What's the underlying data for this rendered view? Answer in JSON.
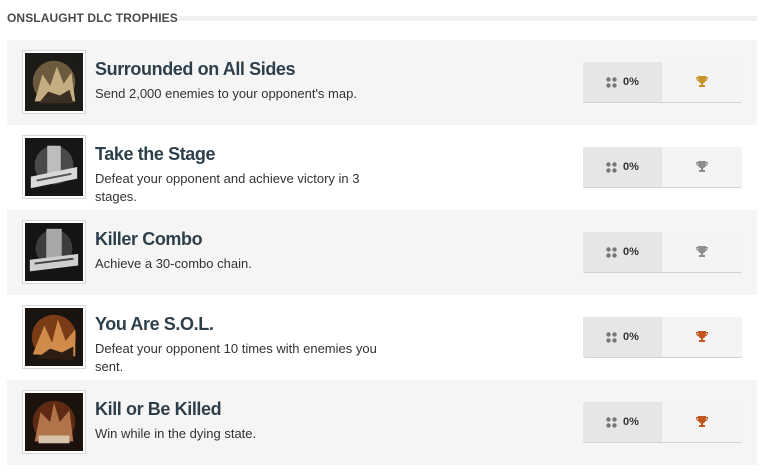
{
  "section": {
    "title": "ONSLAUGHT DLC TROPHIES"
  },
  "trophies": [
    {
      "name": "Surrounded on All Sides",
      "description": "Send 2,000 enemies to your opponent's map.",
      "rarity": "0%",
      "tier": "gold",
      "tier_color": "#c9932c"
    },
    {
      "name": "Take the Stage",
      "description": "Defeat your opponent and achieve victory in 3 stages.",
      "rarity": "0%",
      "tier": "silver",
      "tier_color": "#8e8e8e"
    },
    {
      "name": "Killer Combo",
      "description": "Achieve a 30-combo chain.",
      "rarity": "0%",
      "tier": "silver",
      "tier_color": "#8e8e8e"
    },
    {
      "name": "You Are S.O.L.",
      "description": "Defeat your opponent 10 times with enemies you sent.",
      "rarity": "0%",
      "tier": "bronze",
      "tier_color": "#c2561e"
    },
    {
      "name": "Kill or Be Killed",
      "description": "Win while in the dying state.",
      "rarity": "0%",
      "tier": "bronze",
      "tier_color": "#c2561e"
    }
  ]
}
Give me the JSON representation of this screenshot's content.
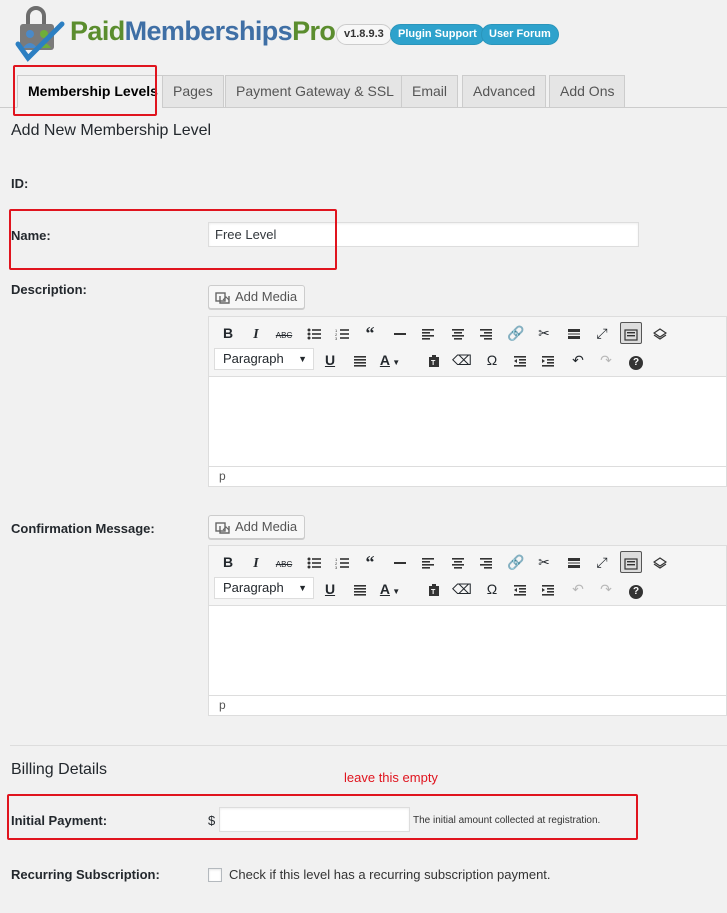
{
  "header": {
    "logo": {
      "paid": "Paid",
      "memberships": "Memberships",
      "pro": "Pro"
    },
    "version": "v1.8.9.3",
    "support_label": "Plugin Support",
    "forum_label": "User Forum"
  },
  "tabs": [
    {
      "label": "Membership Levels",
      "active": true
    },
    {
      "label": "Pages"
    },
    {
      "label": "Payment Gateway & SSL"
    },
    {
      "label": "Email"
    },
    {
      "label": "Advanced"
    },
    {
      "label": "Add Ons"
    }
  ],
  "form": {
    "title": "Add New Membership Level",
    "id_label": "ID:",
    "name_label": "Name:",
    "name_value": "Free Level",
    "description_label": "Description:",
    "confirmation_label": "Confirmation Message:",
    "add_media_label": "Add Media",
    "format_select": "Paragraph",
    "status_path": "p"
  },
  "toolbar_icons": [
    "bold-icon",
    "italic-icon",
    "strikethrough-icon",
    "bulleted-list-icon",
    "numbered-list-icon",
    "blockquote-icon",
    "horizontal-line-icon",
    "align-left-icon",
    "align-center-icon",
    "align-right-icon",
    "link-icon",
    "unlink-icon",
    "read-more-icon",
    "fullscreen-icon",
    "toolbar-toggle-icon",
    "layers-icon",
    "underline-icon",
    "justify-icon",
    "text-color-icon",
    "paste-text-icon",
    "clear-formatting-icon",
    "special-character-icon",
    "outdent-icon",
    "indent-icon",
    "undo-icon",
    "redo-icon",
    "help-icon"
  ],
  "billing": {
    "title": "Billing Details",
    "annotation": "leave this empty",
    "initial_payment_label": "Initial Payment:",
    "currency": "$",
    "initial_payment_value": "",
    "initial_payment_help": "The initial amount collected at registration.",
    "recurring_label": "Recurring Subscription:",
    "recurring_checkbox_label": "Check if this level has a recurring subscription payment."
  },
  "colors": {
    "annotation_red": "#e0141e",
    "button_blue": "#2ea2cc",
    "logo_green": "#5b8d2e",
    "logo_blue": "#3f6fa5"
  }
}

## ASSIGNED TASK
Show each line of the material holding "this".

## EXERCISE RESPONSE
What's the underlying data for this rendered view? Answer in JSON.
Give me the JSON representation of this screenshot's content.
    "annotation": "leave this empty",
    "recurring_checkbox_label": "Check if this level has a recurring subscription payment."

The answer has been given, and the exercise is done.